━━━━━ DATA TO EXAMINE ━━━━━

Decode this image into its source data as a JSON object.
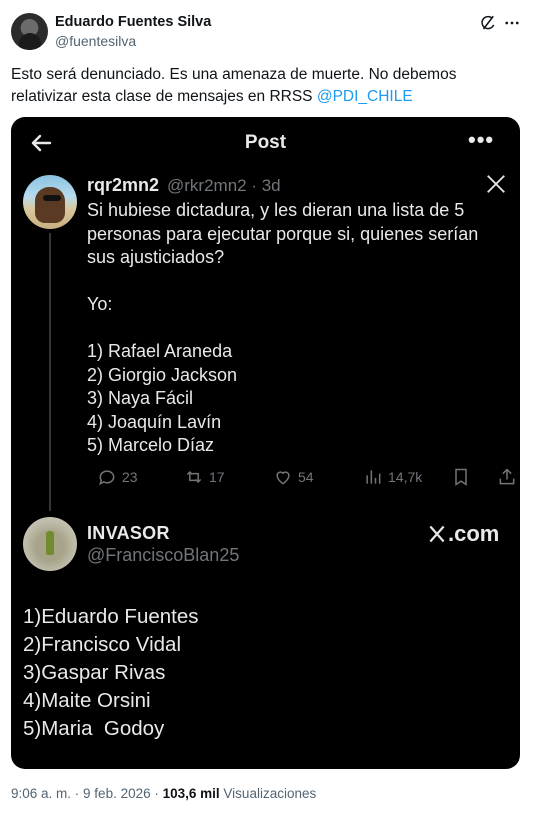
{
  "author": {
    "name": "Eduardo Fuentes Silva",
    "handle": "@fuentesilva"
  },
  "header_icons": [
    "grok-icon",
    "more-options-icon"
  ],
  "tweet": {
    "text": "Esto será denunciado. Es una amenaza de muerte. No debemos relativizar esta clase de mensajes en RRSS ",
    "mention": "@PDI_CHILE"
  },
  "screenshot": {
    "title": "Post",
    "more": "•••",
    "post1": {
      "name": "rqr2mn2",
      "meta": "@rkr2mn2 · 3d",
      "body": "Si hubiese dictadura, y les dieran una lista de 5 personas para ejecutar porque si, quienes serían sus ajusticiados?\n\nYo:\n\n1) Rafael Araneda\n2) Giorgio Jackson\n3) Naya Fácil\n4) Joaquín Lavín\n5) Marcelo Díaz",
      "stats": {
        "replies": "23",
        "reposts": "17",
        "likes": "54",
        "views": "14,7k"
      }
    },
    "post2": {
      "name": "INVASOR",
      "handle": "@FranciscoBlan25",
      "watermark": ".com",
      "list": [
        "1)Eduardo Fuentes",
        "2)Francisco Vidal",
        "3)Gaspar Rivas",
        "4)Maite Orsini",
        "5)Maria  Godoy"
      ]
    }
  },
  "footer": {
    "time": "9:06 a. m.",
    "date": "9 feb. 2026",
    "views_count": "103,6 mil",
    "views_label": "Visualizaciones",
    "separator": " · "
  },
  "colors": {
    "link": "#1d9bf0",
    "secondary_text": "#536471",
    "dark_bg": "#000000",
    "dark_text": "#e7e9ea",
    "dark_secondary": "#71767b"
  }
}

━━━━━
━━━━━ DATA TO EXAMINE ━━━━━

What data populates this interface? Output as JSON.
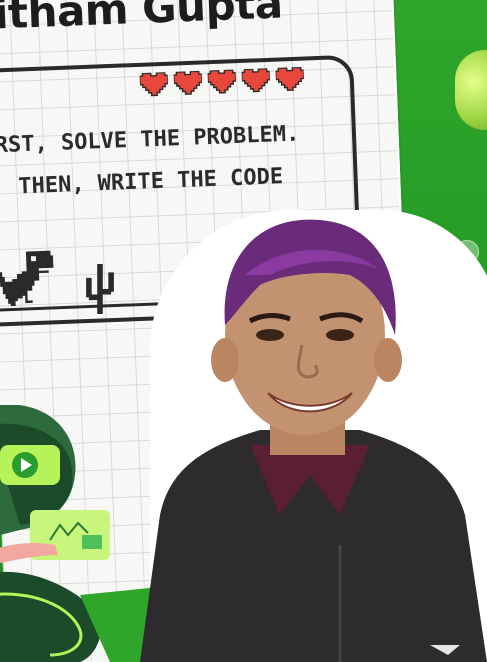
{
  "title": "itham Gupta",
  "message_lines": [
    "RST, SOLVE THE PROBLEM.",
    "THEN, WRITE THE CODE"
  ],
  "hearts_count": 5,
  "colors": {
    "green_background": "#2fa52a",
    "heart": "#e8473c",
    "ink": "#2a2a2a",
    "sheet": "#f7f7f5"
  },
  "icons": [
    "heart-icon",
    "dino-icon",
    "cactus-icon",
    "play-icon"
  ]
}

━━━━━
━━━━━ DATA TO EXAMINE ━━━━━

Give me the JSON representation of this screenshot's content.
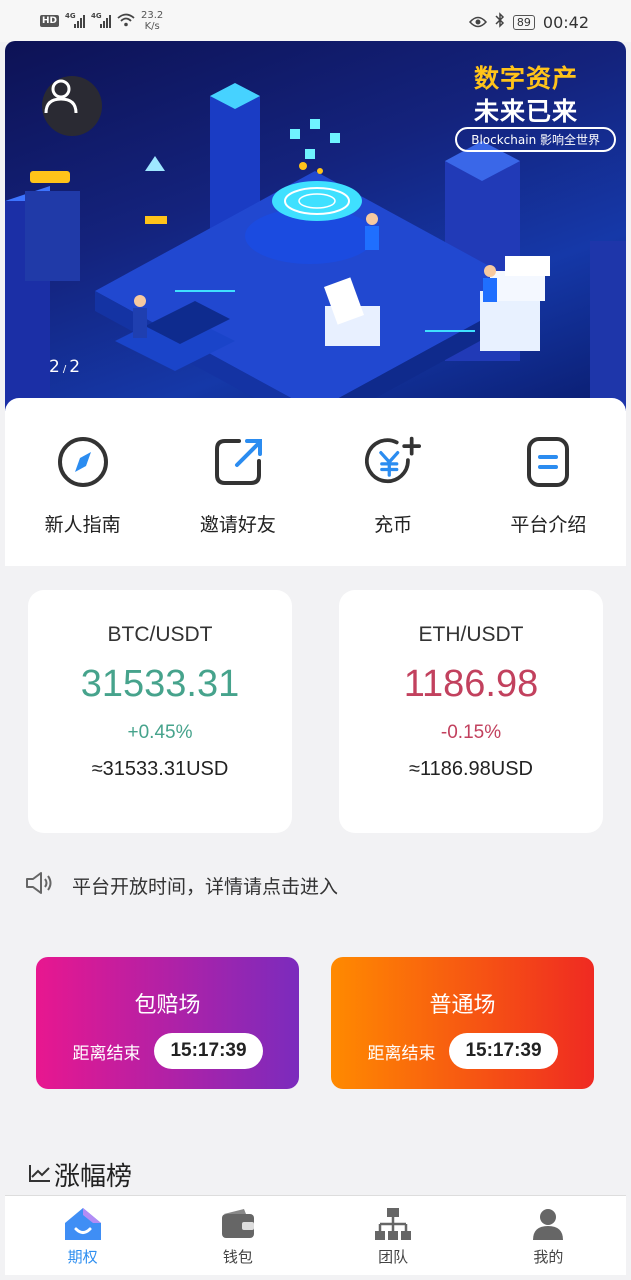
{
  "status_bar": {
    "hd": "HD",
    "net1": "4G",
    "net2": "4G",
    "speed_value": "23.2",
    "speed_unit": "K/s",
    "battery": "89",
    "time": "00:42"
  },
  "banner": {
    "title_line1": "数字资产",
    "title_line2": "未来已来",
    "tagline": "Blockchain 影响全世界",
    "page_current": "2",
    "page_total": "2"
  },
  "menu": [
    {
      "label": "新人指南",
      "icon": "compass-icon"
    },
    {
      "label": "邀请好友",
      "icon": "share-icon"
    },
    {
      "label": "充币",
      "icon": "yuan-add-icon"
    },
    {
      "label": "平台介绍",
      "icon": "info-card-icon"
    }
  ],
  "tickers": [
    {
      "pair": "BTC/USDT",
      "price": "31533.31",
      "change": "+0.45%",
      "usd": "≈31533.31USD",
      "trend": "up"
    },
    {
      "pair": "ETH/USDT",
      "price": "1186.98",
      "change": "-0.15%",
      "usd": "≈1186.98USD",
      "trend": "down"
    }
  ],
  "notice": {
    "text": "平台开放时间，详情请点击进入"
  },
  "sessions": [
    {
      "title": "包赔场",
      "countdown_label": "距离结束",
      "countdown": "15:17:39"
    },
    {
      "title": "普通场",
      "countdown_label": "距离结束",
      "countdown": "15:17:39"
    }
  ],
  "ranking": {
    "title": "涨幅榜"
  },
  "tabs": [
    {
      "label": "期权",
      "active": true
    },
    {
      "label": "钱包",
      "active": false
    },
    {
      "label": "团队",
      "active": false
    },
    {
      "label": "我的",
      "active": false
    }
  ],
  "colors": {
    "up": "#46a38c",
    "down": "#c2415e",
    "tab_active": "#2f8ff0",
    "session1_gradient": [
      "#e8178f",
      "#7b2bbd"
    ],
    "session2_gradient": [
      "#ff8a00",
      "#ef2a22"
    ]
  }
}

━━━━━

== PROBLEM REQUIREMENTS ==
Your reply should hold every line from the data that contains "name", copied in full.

== TASK RESULT ==
    "name": "Eduardo Fuentes Silva",
      "name": "rqr2mn2",
      "name": "INVASOR",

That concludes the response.